• [About this task] Output the entire listing below exactly as it stands.
######
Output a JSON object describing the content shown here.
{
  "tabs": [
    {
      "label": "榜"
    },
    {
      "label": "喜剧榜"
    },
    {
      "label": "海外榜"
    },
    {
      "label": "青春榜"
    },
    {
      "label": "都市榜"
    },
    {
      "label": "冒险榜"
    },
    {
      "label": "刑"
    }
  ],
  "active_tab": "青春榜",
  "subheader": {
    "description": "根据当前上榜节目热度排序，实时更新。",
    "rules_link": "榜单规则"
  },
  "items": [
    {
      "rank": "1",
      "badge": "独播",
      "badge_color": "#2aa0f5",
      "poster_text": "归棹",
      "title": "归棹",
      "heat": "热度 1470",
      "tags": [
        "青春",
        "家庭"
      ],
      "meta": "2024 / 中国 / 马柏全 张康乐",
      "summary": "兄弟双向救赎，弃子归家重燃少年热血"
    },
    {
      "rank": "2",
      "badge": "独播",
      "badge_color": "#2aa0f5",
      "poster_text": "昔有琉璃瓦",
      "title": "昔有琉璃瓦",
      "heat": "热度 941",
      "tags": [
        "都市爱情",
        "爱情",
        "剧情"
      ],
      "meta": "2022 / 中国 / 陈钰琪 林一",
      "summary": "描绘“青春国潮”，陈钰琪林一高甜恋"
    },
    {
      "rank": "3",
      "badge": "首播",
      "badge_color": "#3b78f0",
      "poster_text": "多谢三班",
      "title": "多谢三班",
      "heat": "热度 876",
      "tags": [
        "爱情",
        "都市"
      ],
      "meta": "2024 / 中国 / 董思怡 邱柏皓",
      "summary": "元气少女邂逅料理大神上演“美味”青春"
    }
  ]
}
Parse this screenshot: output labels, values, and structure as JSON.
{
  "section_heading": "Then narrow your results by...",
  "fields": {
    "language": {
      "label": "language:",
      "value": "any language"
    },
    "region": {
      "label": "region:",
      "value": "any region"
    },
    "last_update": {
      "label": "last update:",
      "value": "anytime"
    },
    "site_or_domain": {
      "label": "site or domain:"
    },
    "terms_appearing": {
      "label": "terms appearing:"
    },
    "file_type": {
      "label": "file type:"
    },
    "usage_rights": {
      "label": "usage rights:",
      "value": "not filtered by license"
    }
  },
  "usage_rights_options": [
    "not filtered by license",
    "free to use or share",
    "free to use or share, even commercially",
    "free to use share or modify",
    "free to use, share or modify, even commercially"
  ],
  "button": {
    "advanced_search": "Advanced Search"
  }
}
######
• [Reply to the task]
Output a JSON object describing the content shown here.
{
  "tabs": [
    {
      "label": "榜"
    },
    {
      "label": "喜剧榜"
    },
    {
      "label": "海外榜"
    },
    {
      "label": "青春榜"
    },
    {
      "label": "都市榜"
    },
    {
      "label": "冒险榜"
    },
    {
      "label": "刑"
    }
  ],
  "active_tab": "青春榜",
  "subheader": {
    "description": "根据当前上榜节目热度排序，实时更新。",
    "rules_link": "榜单规则"
  },
  "items": [
    {
      "rank": "1",
      "badge": "独播",
      "badge_color": "#2aa0f5",
      "poster_text": "归棹",
      "title": "归棹",
      "heat": "热度 1470",
      "tags": [
        "青春",
        "家庭"
      ],
      "meta": "2024 / 中国 / 马柏全 张康乐",
      "summary": "兄弟双向救赎，弃子归家重燃少年热血"
    },
    {
      "rank": "2",
      "badge": "独播",
      "badge_color": "#2aa0f5",
      "poster_text": "昔有琉璃瓦",
      "title": "昔有琉璃瓦",
      "heat": "热度 941",
      "tags": [
        "都市爱情",
        "爱情",
        "剧情"
      ],
      "meta": "2022 / 中国 / 陈钰琪 林一",
      "summary": "描绘“青春国潮”，陈钰琪林一高甜恋"
    },
    {
      "rank": "3",
      "badge": "首播",
      "badge_color": "#3b78f0",
      "poster_text": "多谢三班",
      "title": "多谢三班",
      "heat": "热度 876",
      "tags": [
        "爱情",
        "都市"
      ],
      "meta": "2024 / 中国 / 董思怡 邱柏皓",
      "summary": "元气少女邂逅料理大神上演“美味”青春"
    }
  ]
}
Parse this screenshot: output labels, values, and structure as JSON.
{
  "section_heading": "Then narrow your results by...",
  "fields": {
    "language": {
      "label": "language:",
      "value": "any language"
    },
    "region": {
      "label": "region:",
      "value": "any region"
    },
    "last_update": {
      "label": "last update:",
      "value": "anytime"
    },
    "site_or_domain": {
      "label": "site or domain:"
    },
    "terms_appearing": {
      "label": "terms appearing:"
    },
    "file_type": {
      "label": "file type:"
    },
    "usage_rights": {
      "label": "usage rights:",
      "value": "not filtered by license"
    }
  },
  "usage_rights_options": [
    "not filtered by license",
    "free to use or share",
    "free to use or share, even commercially",
    "free to use share or modify",
    "free to use, share or modify, even commercially"
  ],
  "button": {
    "advanced_search": "Advanced Search"
  }
}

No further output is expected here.